Stanford Report, October 12, 2005
Brave new brain: Special report on the cutting-edge research in neuroscience
Fall issue of med school magazine
Neuroscience is getting downright personal these days. One of the hottest areas of study is cognitive neuroscience, which sets out to answer questions about thinking and feeling. Are you in love? Did you just tell a lie? Cognitive neuroscientists say it won't be long before a brain scan will be able to reveal our secrets.
The new issue of Stanford Medicine magazine gets inside your head with articles about the science and ethics of exploring the mind. A special report on the "brave new brain" alerts readers to the implications of advances in neuroscience.
The field holds great promise not only for treating disease but also for expanding our understanding of human nature. Yet the power of neuroscience to invade our privacy and alter how we see ourselves demands that researchers tread cautiously.
Among the contents in the special report are:
Introspection on having brain surgery from Pulitzer-winning writer Jimmy Breslin. Excerpts from the Dalai Lama's discussion on Buddhism and neuroscience with the director of Stanford's Neuroscience Institute, William Mobley, MD, PhD. The latest research on pain. Stanford scientists explain: It's all in your head. Tips on preparing the mind for learning.
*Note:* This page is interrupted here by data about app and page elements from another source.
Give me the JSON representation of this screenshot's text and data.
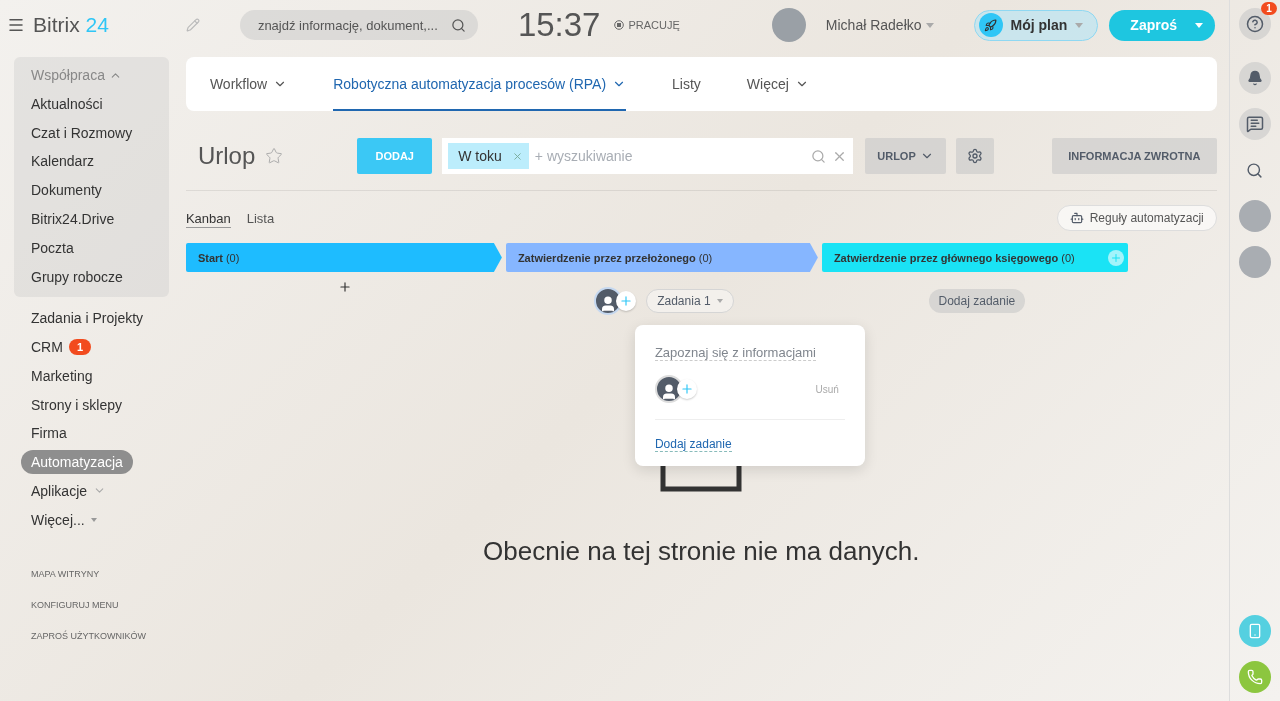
{
  "header": {
    "logo": {
      "name": "Bitrix",
      "accent": "24"
    },
    "search": {
      "placeholder": "znajdź informację, dokument,..."
    },
    "time": "15:37",
    "status": "PRACUJĘ",
    "user": "Michał Radełko",
    "plan_button": "Mój plan",
    "invite_button": "Zaproś"
  },
  "sidebar": {
    "section": {
      "title": "Współpraca",
      "expanded": true,
      "items": [
        {
          "label": "Aktualności",
          "selected": false
        },
        {
          "label": "Czat i Rozmowy",
          "selected": false
        },
        {
          "label": "Kalendarz",
          "selected": false
        },
        {
          "label": "Dokumenty",
          "selected": false
        },
        {
          "label": "Bitrix24.Drive",
          "selected": false
        },
        {
          "label": "Poczta",
          "selected": false
        },
        {
          "label": "Grupy robocze",
          "selected": false
        }
      ]
    },
    "items": [
      {
        "label": "Zadania i Projekty",
        "selected": false
      },
      {
        "label": "CRM",
        "selected": false,
        "badge": "1"
      },
      {
        "label": "Marketing",
        "selected": false
      },
      {
        "label": "Strony i sklepy",
        "selected": false
      },
      {
        "label": "Firma",
        "selected": false
      },
      {
        "label": "Automatyzacja",
        "selected": true
      },
      {
        "label": "Aplikacje",
        "selected": false,
        "kind": "chevron"
      },
      {
        "label": "Więcej...",
        "selected": false,
        "kind": "caret"
      }
    ],
    "footer_links": [
      "MAPA WITRYNY",
      "KONFIGURUJ MENU",
      "ZAPROŚ UŻYTKOWNIKÓW"
    ]
  },
  "tabs": [
    {
      "label": "Workflow",
      "selected": false,
      "dropdown": true
    },
    {
      "label": "Robotyczna automatyzacja procesów (RPA)",
      "selected": true,
      "dropdown": true
    },
    {
      "label": "Listy",
      "selected": false,
      "dropdown": false
    },
    {
      "label": "Więcej",
      "selected": false,
      "dropdown": true
    }
  ],
  "toolbar": {
    "title": "Urlop",
    "add_button": "DODAJ",
    "filter_tag": "W toku",
    "search_placeholder": "+ wyszukiwanie",
    "preset_button": "URLOP",
    "feedback_button": "INFORMACJA ZWROTNA"
  },
  "views": [
    {
      "label": "Kanban",
      "selected": true
    },
    {
      "label": "Lista",
      "selected": false
    }
  ],
  "rules_button": "Reguły automatyzacji",
  "stages": [
    {
      "label": "Start",
      "count": "(0)",
      "color": "#1ebcff"
    },
    {
      "label": "Zatwierdzenie przez przełożonego",
      "count": "(0)",
      "color": "#86b6ff"
    },
    {
      "label": "Zatwierdzenie przez głównego księgowego",
      "count": "(0)",
      "color": "#1ae3f5"
    }
  ],
  "tasks_pill": {
    "label": "Zadania",
    "count": "1"
  },
  "add_task_button": "Dodaj zadanie",
  "popup": {
    "title": "Zapoznaj się z informacjami",
    "remove": "Usuń",
    "link": "Dodaj zadanie"
  },
  "empty_message": "Obecnie na tej stronie nie ma danych.",
  "right_bar": {
    "help_badge": "1"
  }
}
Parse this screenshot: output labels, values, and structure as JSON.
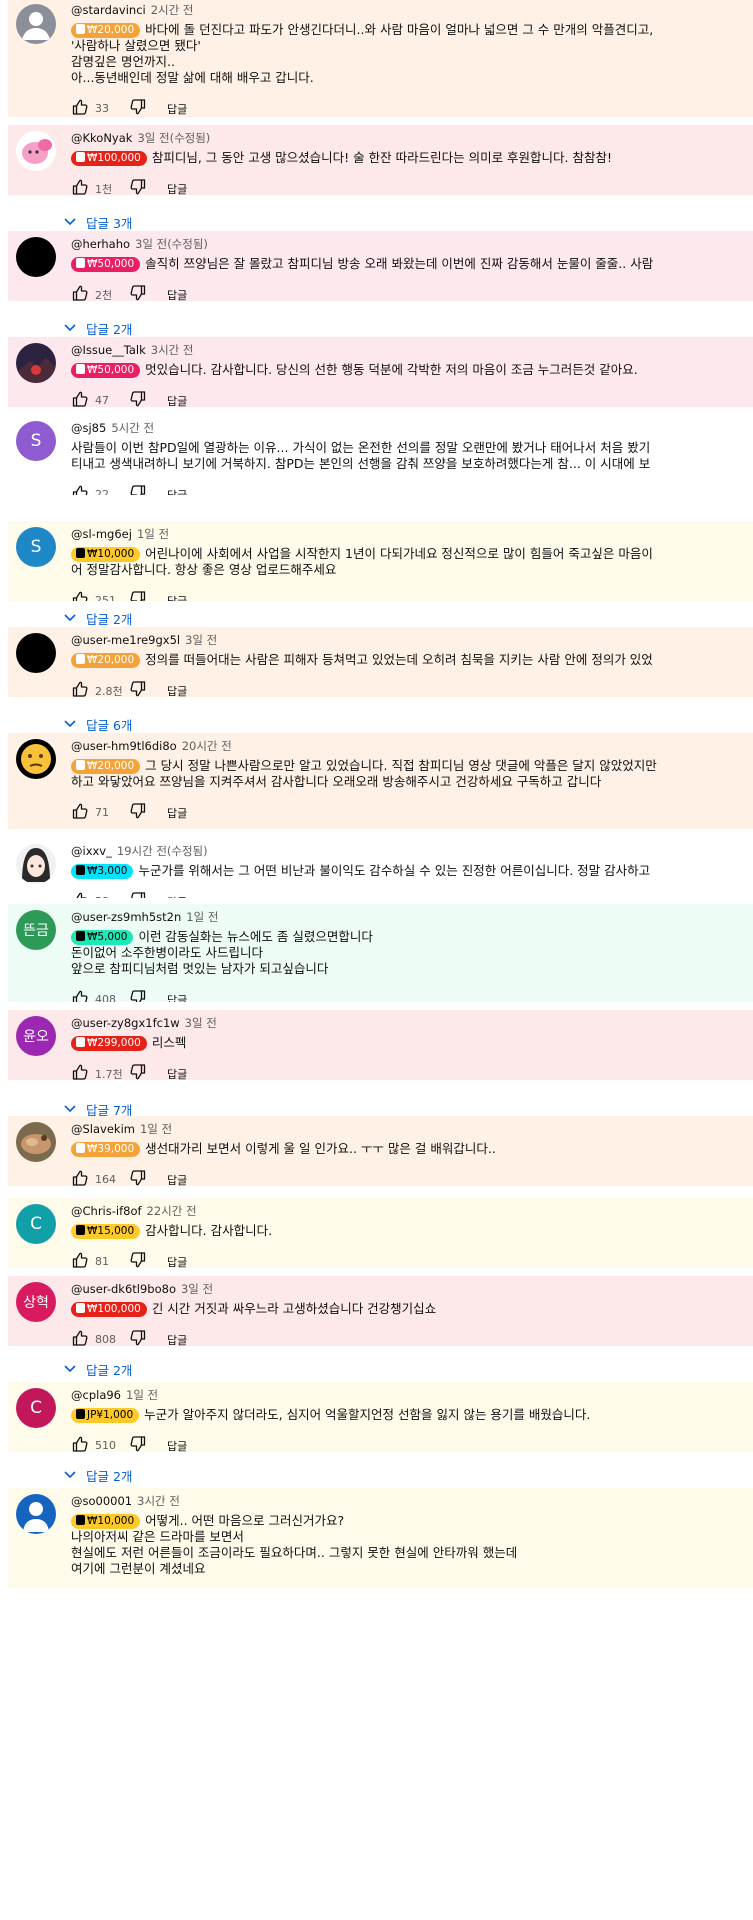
{
  "comments": [
    {
      "author": "@stardavinci",
      "time": "2시간 전",
      "amount": "₩20,000",
      "tier": "orange",
      "lines": [
        "바다에 돌 던진다고 파도가 안생긴다더니..와 사람 마음이 얼마나 넓으면 그 수 만개의 악플견디고,",
        "'사람하나 살렸으면 됐다'",
        "감명깊은 명언까지..",
        "아...동년배인데 정말 삶에 대해 배우고 갑니다."
      ],
      "likes": "33",
      "reply_label": "답글",
      "bg": "#fff1e5",
      "avatar": {
        "type": "default"
      }
    },
    {
      "author": "@KkoNyak",
      "time": "3일 전(수정됨)",
      "amount": "₩100,000",
      "tier": "red",
      "lines": [
        "참피디님, 그 동안 고생 많으셨습니다! 술 한잔 따라드린다는 의미로 후원합니다. 참참참!"
      ],
      "likes": "1천",
      "reply_label": "답글",
      "bg": "#fde8ea",
      "avatar": {
        "type": "pink"
      },
      "replies": "답글 3개"
    },
    {
      "author": "@herhaho",
      "time": "3일 전(수정됨)",
      "amount": "₩50,000",
      "tier": "magenta",
      "lines": [
        "솔직히 쯔양님은 잘 몰랐고 참피디님 방송 오래 봐왔는데 이번에 진짜 감동해서 눈물이 줄줄.. 사람"
      ],
      "likes": "2천",
      "reply_label": "답글",
      "bg": "#fde8ee",
      "avatar": {
        "type": "black"
      },
      "replies": "답글 2개"
    },
    {
      "author": "@Issue__Talk",
      "time": "3시간 전",
      "amount": "₩50,000",
      "tier": "magenta",
      "lines": [
        "멋있습니다. 감사합니다. 당신의 선한 행동 덕분에 각박한 저의 마음이 조금 누그러든것 같아요."
      ],
      "likes": "47",
      "reply_label": "답글",
      "bg": "#fde8ee",
      "avatar": {
        "type": "scene"
      }
    },
    {
      "author": "@sj85",
      "time": "5시간 전",
      "amount": "",
      "tier": "",
      "lines": [
        "사람들이 이번 참PD일에 열광하는 이유... 가식이 없는 온전한 선의를 정말 오랜만에 봤거나 태어나서 처음 봤기",
        "티내고 생색내려하니 보기에 거북하지. 참PD는 본인의 선행을 감춰 쯔양을 보호하려했다는게 참... 이 시대에 보"
      ],
      "likes": "22",
      "reply_label": "답글",
      "bg": "#ffffff",
      "avatar": {
        "type": "letter",
        "letter": "S",
        "color": "#8e5bd1"
      }
    },
    {
      "author": "@sl-mg6ej",
      "time": "1일 전",
      "amount": "₩10,000",
      "tier": "yellow",
      "lines": [
        "어린나이에 사회에서 사업을 시작한지 1년이 다되가네요 정신적으로 많이 힘들어 죽고싶은 마음이",
        "어 정말감사합니다. 항상 좋은 영상 업로드해주세요"
      ],
      "likes": "251",
      "reply_label": "답글",
      "bg": "#fffbea",
      "avatar": {
        "type": "letter",
        "letter": "S",
        "color": "#1e88c7"
      },
      "replies": "답글 2개"
    },
    {
      "author": "@user-me1re9gx5l",
      "time": "3일 전",
      "amount": "₩20,000",
      "tier": "orange",
      "lines": [
        "정의를 떠들어대는 사람은 피해자 등쳐먹고 있었는데 오히려 침묵을 지키는 사람 안에 정의가 있었"
      ],
      "likes": "2.8천",
      "reply_label": "답글",
      "bg": "#fff1e5",
      "avatar": {
        "type": "black"
      },
      "replies": "답글 6개"
    },
    {
      "author": "@user-hm9tl6di8o",
      "time": "20시간 전",
      "amount": "₩20,000",
      "tier": "orange",
      "lines": [
        "그 당시 정말 나쁜사람으로만 알고 있었습니다. 직접 참피디님 영상 댓글에 악플은 달지 않았었지만",
        "하고 와닿았어요 쯔양님을 지켜주셔서 감사합니다 오래오래 방송해주시고 건강하세요 구독하고 갑니다"
      ],
      "likes": "71",
      "reply_label": "답글",
      "bg": "#fff1e5",
      "avatar": {
        "type": "emoji"
      }
    },
    {
      "author": "@ixxv_",
      "time": "19시간 전(수정됨)",
      "amount": "₩3,000",
      "tier": "cyan",
      "lines": [
        "누군가를 위해서는 그 어떤 비난과 불이익도 감수하실 수 있는 진정한 어른이십니다. 정말 감사하고"
      ],
      "likes": "58",
      "reply_label": "답글",
      "bg": "#ffffff",
      "avatar": {
        "type": "anime"
      }
    },
    {
      "author": "@user-zs9mh5st2n",
      "time": "1일 전",
      "amount": "₩5,000",
      "tier": "green",
      "lines": [
        "이런 감동실화는 뉴스에도 좀 실렸으면합니다",
        "돈이없어 소주한병이라도 사드립니다",
        "앞으로 참피디님처럼 멋있는 남자가 되고싶습니다"
      ],
      "likes": "408",
      "reply_label": "답글",
      "bg": "#eefcf6",
      "avatar": {
        "type": "letter",
        "letter": "뜬금",
        "color": "#2e9a57"
      }
    },
    {
      "author": "@user-zy8gx1fc1w",
      "time": "3일 전",
      "amount": "₩299,000",
      "tier": "red",
      "lines": [
        "리스펙"
      ],
      "likes": "1.7천",
      "reply_label": "답글",
      "bg": "#fde8ea",
      "avatar": {
        "type": "letter",
        "letter": "윤오",
        "color": "#9c27b0"
      },
      "replies": "답글 7개"
    },
    {
      "author": "@Slavekim",
      "time": "1일 전",
      "amount": "₩39,000",
      "tier": "orange",
      "lines": [
        "생선대가리 보면서 이렇게 울 일 인가요.. ㅜㅜ 많은 걸 배워갑니다.."
      ],
      "likes": "164",
      "reply_label": "답글",
      "bg": "#fff1e5",
      "avatar": {
        "type": "food"
      }
    },
    {
      "author": "@Chris-if8of",
      "time": "22시간 전",
      "amount": "₩15,000",
      "tier": "yellow",
      "lines": [
        "감사합니다. 감사합니다."
      ],
      "likes": "81",
      "reply_label": "답글",
      "bg": "#fffbea",
      "avatar": {
        "type": "letter",
        "letter": "C",
        "color": "#12a0a8"
      }
    },
    {
      "author": "@user-dk6tl9bo8o",
      "time": "3일 전",
      "amount": "₩100,000",
      "tier": "red",
      "lines": [
        "긴 시간 거짓과 싸우느라 고생하셨습니다 건강챙기십쇼"
      ],
      "likes": "808",
      "reply_label": "답글",
      "bg": "#fde8ea",
      "avatar": {
        "type": "letter",
        "letter": "상혁",
        "color": "#d81b60"
      },
      "replies": "답글 2개"
    },
    {
      "author": "@cpla96",
      "time": "1일 전",
      "amount": "JP¥1,000",
      "tier": "yellow",
      "lines": [
        "누군가 알아주지 않더라도, 심지어 억울할지언정 선함을 잃지 않는 용기를 배웠습니다."
      ],
      "likes": "510",
      "reply_label": "답글",
      "bg": "#fffbea",
      "avatar": {
        "type": "letter",
        "letter": "C",
        "color": "#c2185b"
      },
      "replies": "답글 2개"
    },
    {
      "author": "@so00001",
      "time": "3시간 전",
      "amount": "₩10,000",
      "tier": "yellow",
      "lines": [
        "어떻게.. 어떤 마음으로 그러신거가요?",
        "나의아저씨 같은 드라마를 보면서",
        "현실에도 저런 어른들이 조금이라도 필요하다며.. 그렇지 못한 현실에 안타까워 했는데",
        "여기에 그런분이 계셨네요"
      ],
      "likes": "",
      "reply_label": "답글",
      "bg": "#fffbea",
      "avatar": {
        "type": "person"
      }
    }
  ],
  "tier_colors": {
    "orange": {
      "chip": "#f4a33a",
      "text": "#ffffff",
      "badge": "#c0462a"
    },
    "red": {
      "chip": "#e62117",
      "text": "#ffffff",
      "badge": "#ffffff"
    },
    "magenta": {
      "chip": "#e91e63",
      "text": "#ffffff",
      "badge": "#ffffff"
    },
    "yellow": {
      "chip": "#ffca28",
      "text": "#000000",
      "badge": "#4a3500"
    },
    "cyan": {
      "chip": "#00e5ff",
      "text": "#000000",
      "badge": "#004a55"
    },
    "green": {
      "chip": "#1de9b6",
      "text": "#000000",
      "badge": "#004a38"
    }
  }
}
A report on attempts to heal stroke damage by injecting neurons into the brain, featuring the work of neurosurgery professor Gary Steinberg, MD, PhD.
The issue also offers medical center news, research updates, an alumni profile and an in-depth look at a tool that revolutionized research and is starting to make an impact in patient care—the DNA microarray, invented by biochemistry professor Patrick Brown, MD, PhD.
Look for the magazines in departmental offices and online at http://mednews.stanford.edu/stanmed/2005fall/. To obtain copies, please send e-mail to email@example.com.